And with good reason. Arguably one of the most obscure and rarely used terms to be found in literature (or anywhere else), but with, perhaps, undue influence relative to its obscurity, obeliscolychny was invented/appropriated by Francois Rabelais (@1483-1553) and used in books IV and V of his sprawling tales of Gargantua and Pantagruel. Possibly derived from Aristotle’s Politics, which used it to describe a kind of spit used by soldiers to hang lamps on as a metaphor for…well, something or other, it acquired the meaning somewhere along the way of a lighthouse in the form of an obelisk.
Centuries later, Alfred Jarry (1873-1907), poet, playwright, critic, puppeteer, and subverter of objective reality, discovered the word while reading Rabelais and became enamored with it, using it (pataphysically, of course) in several of his novels. That these works tend to be as convoluted and recondite as the origins of obeliscolychny itself is part of what provides grist for the mill of this project.
We are expecting the book to be completed soon, and are aiming for an opening event in mid July, so please stay tuned. Below are listed my most recent exhibitions.
Purchase Award, Ink, Press, Repeat 2013; 1/21 to 2/15/2013, Ben Shahn Center for the Visual Arts, William Patterson University, Wayne, NJ (Jacob Lewis—Pace Prints Chelsea).
Lindquist Purchase Award, 2013 Delta National Small Prints Exhibition; 1/17 to 2/20/2013, Bradbury Gallery, Arkansas State University, Jonesboro, AR. (Anne Coffin-IPCNY).
Man, Machine and Nature; 1/17 to 3/1/2013, LA Print Space, Los Angeles, CA.
New Prints 2012; 2/1 to 3/9/2013, Visual arts Center, University of Texas at Austin, TX.

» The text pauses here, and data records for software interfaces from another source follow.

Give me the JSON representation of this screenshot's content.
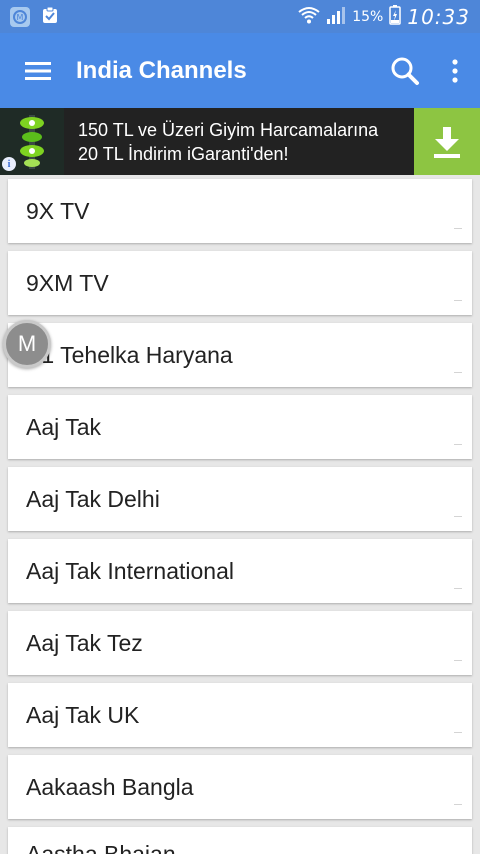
{
  "status_bar": {
    "battery_percent": "15%",
    "time": "10:33",
    "icons": [
      "app-notification-icon",
      "clipboard-check-icon",
      "wifi-icon",
      "signal-icon",
      "battery-charging-icon"
    ]
  },
  "app_bar": {
    "title": "India Channels",
    "menu_icon": "hamburger-menu-icon",
    "search_icon": "search-icon",
    "overflow_icon": "more-vert-icon"
  },
  "ad": {
    "line1": "150 TL ve Üzeri Giyim Harcamalarına",
    "line2": "20 TL İndirim iGaranti'den!",
    "info_label": "i",
    "download_icon": "download-icon",
    "colors": {
      "download_bg": "#8dc542"
    }
  },
  "floating_bubble": {
    "label": "M"
  },
  "channels": [
    {
      "label": "9X TV"
    },
    {
      "label": "9XM TV"
    },
    {
      "label": "A1 Tehelka Haryana"
    },
    {
      "label": "Aaj Tak"
    },
    {
      "label": "Aaj Tak Delhi"
    },
    {
      "label": "Aaj Tak International"
    },
    {
      "label": "Aaj Tak Tez"
    },
    {
      "label": "Aaj Tak UK"
    },
    {
      "label": "Aakaash Bangla"
    },
    {
      "label": "Aastha Bhajan"
    }
  ],
  "colors": {
    "status_bar": "#4e86d8",
    "app_bar": "#4a8ae6",
    "background": "#e7e7e7"
  }
}
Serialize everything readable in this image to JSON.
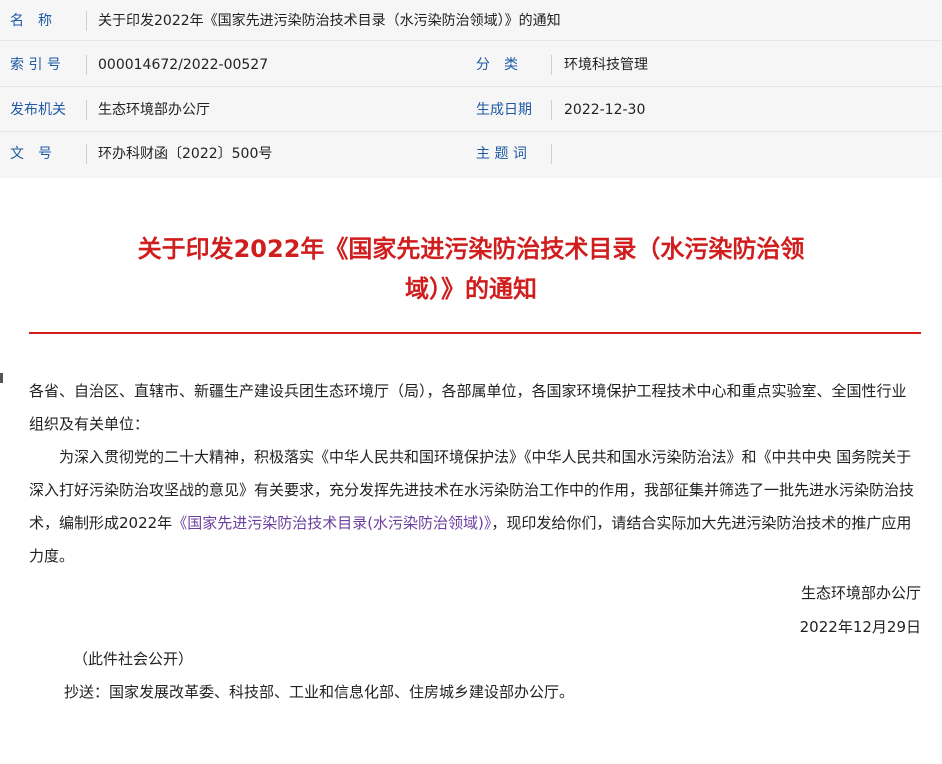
{
  "meta": {
    "name_label": "名　称",
    "name_value": "关于印发2022年《国家先进污染防治技术目录（水污染防治领域）》的通知",
    "index_label": "索 引 号",
    "index_value": "000014672/2022-00527",
    "category_label": "分　类",
    "category_value": "环境科技管理",
    "issuer_label": "发布机关",
    "issuer_value": "生态环境部办公厅",
    "date_label": "生成日期",
    "date_value": "2022-12-30",
    "docno_label": "文　号",
    "docno_value": "环办科财函〔2022〕500号",
    "keyword_label": "主 题 词",
    "keyword_value": ""
  },
  "title": {
    "line1": "关于印发2022年《国家先进污染防治技术目录（水污染防治领",
    "line2": "域）》的通知"
  },
  "body": {
    "addressee": "各省、自治区、直辖市、新疆生产建设兵团生态环境厅（局），各部属单位，各国家环境保护工程技术中心和重点实验室、全国性行业组织及有关单位：",
    "para_before_link": "为深入贯彻党的二十大精神，积极落实《中华人民共和国环境保护法》《中华人民共和国水污染防治法》和《中共中央 国务院关于深入打好污染防治攻坚战的意见》有关要求，充分发挥先进技术在水污染防治工作中的作用，我部征集并筛选了一批先进水污染防治技术，编制形成2022年",
    "link_text": "《国家先进污染防治技术目录(水污染防治领域)》",
    "para_after_link": "，现印发给你们，请结合实际加大先进污染防治技术的推广应用力度。",
    "signer": "生态环境部办公厅",
    "sign_date": "2022年12月29日",
    "public_note": "（此件社会公开）",
    "cc": "抄送：国家发展改革委、科技部、工业和信息化部、住房城乡建设部办公厅。"
  }
}
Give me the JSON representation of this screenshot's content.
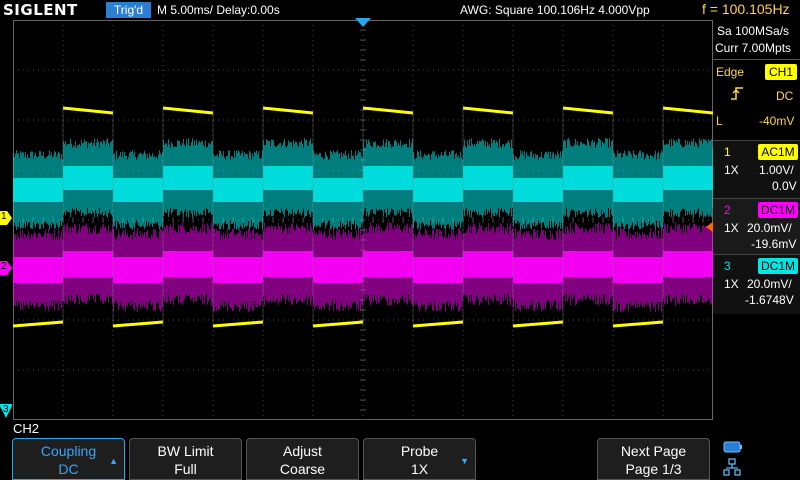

34th Bradley International Print and Drawing Exhibition; 3/9/13 to 4/20/13, Bradley University Galleries, Peoria, Il. (Stephen Goddard—Senior Curator, University of Kansas Kress Foundation).
24th National Drawing and Print Competitive Exhibition; 4/2 to 2/26/13, Gormley Gallery, Notre Dame of Maryland University, Baltimore, MD. (Amy Cavanaogh Royce).
26th Annual McNeese National Works on Paper Exhibition; 3/21 to 5/9/2013, Ambercrombie Gallery, Lake Charles, LA. (Claudia Schmuckli).
The New York Society of Etchers 3rd National Exhibition of Intaglio Prints; 5/20 to 6/7/2013, The National Arts Club, NY, NY. (Dr. Leonard Moss and Dr. Muriel Moss).